Element data from apps and pages
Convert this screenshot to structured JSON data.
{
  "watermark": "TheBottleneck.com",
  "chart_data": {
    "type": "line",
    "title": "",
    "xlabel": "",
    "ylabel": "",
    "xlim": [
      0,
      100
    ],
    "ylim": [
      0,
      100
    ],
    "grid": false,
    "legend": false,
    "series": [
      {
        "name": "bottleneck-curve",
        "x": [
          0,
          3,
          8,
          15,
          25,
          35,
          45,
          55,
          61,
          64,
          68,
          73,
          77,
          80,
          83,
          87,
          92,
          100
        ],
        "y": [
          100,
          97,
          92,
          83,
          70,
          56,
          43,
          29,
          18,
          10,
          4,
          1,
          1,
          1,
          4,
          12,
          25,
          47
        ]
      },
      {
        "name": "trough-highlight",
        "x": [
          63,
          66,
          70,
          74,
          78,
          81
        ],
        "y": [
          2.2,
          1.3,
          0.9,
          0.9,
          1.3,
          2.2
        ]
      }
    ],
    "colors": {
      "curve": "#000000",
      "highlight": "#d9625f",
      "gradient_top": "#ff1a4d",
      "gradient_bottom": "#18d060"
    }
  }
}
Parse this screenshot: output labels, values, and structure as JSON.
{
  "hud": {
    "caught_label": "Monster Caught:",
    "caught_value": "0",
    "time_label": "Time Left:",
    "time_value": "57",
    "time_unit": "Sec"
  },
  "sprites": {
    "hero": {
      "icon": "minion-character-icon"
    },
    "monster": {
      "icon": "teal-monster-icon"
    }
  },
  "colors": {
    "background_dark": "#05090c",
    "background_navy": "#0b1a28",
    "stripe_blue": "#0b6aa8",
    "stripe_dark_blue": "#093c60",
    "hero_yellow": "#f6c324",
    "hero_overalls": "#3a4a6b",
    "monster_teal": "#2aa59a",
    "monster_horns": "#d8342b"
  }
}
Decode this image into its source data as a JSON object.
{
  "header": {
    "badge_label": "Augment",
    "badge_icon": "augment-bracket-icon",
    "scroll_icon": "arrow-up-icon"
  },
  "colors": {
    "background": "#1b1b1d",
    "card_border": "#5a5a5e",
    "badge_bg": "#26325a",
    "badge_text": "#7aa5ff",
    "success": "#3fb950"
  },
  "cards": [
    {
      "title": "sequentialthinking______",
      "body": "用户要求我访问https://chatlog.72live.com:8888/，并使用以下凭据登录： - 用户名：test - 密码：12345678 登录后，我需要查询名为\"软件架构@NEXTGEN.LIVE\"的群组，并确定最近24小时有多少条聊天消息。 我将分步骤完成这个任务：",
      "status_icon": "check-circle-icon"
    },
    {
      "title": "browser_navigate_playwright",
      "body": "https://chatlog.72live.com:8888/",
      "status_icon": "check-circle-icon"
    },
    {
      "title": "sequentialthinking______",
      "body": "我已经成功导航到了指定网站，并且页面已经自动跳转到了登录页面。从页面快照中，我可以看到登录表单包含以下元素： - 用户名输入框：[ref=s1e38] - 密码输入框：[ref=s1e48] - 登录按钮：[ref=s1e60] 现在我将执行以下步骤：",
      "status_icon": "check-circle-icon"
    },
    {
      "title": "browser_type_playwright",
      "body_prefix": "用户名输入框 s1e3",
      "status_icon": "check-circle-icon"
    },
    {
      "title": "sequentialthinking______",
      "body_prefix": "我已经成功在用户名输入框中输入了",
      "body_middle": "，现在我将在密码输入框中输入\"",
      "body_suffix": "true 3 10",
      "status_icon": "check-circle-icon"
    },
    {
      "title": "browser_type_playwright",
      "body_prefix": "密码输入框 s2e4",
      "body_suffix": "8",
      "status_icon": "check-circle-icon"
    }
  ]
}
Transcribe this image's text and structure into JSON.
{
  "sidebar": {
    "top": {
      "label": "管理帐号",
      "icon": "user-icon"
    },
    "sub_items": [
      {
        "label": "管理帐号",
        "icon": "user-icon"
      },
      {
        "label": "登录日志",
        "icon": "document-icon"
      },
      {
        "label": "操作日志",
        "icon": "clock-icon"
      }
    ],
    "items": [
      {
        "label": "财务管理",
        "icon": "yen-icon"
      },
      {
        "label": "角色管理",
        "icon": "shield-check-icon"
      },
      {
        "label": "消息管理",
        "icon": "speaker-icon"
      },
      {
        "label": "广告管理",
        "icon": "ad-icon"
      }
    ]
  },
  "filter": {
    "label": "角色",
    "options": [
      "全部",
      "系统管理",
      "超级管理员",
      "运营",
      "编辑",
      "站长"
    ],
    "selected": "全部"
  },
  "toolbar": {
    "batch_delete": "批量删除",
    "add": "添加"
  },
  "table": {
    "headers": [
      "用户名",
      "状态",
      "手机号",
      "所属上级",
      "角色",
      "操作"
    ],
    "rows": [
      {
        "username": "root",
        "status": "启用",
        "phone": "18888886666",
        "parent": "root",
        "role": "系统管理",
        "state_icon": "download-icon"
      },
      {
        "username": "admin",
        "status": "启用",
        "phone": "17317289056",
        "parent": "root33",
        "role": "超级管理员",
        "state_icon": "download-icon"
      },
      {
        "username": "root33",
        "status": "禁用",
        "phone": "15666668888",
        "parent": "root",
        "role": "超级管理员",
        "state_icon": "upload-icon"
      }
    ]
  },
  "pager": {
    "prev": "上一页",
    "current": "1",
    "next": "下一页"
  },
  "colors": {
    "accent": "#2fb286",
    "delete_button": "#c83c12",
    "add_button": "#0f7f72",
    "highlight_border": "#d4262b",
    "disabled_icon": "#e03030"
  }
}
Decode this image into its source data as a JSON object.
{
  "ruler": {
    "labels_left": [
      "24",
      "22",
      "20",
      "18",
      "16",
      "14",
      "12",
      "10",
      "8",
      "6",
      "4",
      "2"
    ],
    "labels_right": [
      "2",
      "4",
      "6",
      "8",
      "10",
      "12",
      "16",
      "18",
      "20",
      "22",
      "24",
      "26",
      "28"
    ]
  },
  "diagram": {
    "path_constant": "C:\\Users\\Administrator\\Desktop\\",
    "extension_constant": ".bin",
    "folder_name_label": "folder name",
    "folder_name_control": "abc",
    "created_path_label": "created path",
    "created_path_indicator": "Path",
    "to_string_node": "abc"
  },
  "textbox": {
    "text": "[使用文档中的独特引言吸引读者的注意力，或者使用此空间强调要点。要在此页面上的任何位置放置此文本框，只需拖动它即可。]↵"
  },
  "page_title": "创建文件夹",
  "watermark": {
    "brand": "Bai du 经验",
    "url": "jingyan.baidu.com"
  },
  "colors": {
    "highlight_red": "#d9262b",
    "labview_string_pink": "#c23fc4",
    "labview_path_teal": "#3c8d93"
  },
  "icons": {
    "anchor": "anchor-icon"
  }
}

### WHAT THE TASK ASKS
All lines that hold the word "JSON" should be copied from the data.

### TASK RESULT
Convert this screenshot to structured JSON data.
Parse this screenshot: output labels, values, and structure as JSON.
Decode this image into its source data as a JSON object.
Transcribe this image's text and structure into JSON.
Decode this image into its source data as a JSON object.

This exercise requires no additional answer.